Citing PatentFiling datePublication dateApplicantTitle
US8562106 *Mar 16, 2011Oct 22, 2013Canon Kabushiki KaishaInkjet print head and inkjet print apparatus
US20110249060 *Mar 16, 2011Oct 13, 2011Canon Kabushiki KaishaInkjet print head and inkjet print apparatus
WO2013119206A1 *Feb 7, 2012Aug 15, 2013Hewlett-Packard Development Company, L.P.Color analysis
Classifications

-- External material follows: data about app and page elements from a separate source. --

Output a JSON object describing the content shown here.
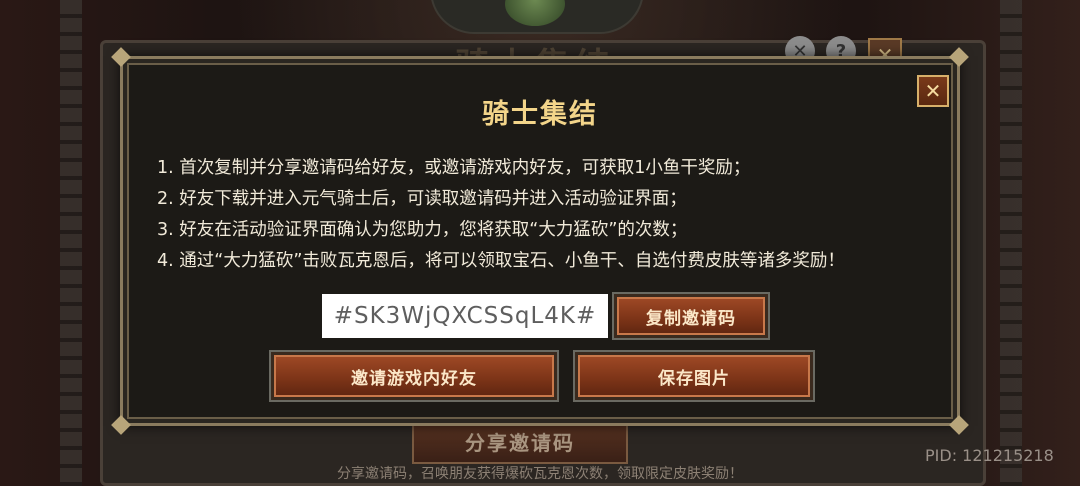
{
  "background": {
    "title": "骑士集结",
    "share_button": "分享邀请码",
    "footer": "分享邀请码，召唤朋友获得爆砍瓦克恩次数，领取限定皮肤奖励！",
    "pid": "PID: 121215218",
    "icons": [
      "mute-icon",
      "help-icon",
      "close-icon"
    ]
  },
  "modal": {
    "title": "骑士集结",
    "close_label": "✕",
    "rules": [
      "1. 首次复制并分享邀请码给好友，或邀请游戏内好友，可获取1小鱼干奖励；",
      "2. 好友下载并进入元气骑士后，可读取邀请码并进入活动验证界面；",
      "3. 好友在活动验证界面确认为您助力，您将获取“大力猛砍”的次数；",
      "4. 通过“大力猛砍”击败瓦克恩后，将可以领取宝石、小鱼干、自选付费皮肤等诸多奖励！"
    ],
    "invite_code": "#SK3WjQXCSSqL4K#",
    "copy_button": "复制邀请码",
    "invite_friends_button": "邀请游戏内好友",
    "save_image_button": "保存图片"
  },
  "colors": {
    "title": "#f3d58a",
    "button": "#8e3c1c",
    "modal_bg": "#1c1a16",
    "border": "#8a7b5e"
  }
}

U.S. Classification347/102, 347/17, 347/104
International ClassificationB41J2/01
Cooperative ClassificationB41J11/002
European ClassificationB41J11/00C1
Legal Events
DateCodeEventDescription
Feb 4, 2008ASAssignment
Owner name: HEWLETT-PACKARD DEVELOPMENT COMPANY, L.P., TEXAS
Free format text: ASSIGNMENT OF ASSIGNORS INTEREST;ASSIGNOR:HEWLETT-PACKARD ESPANOLA, S.L.;REEL/FRAME:020479/0765
Effective date: 20080121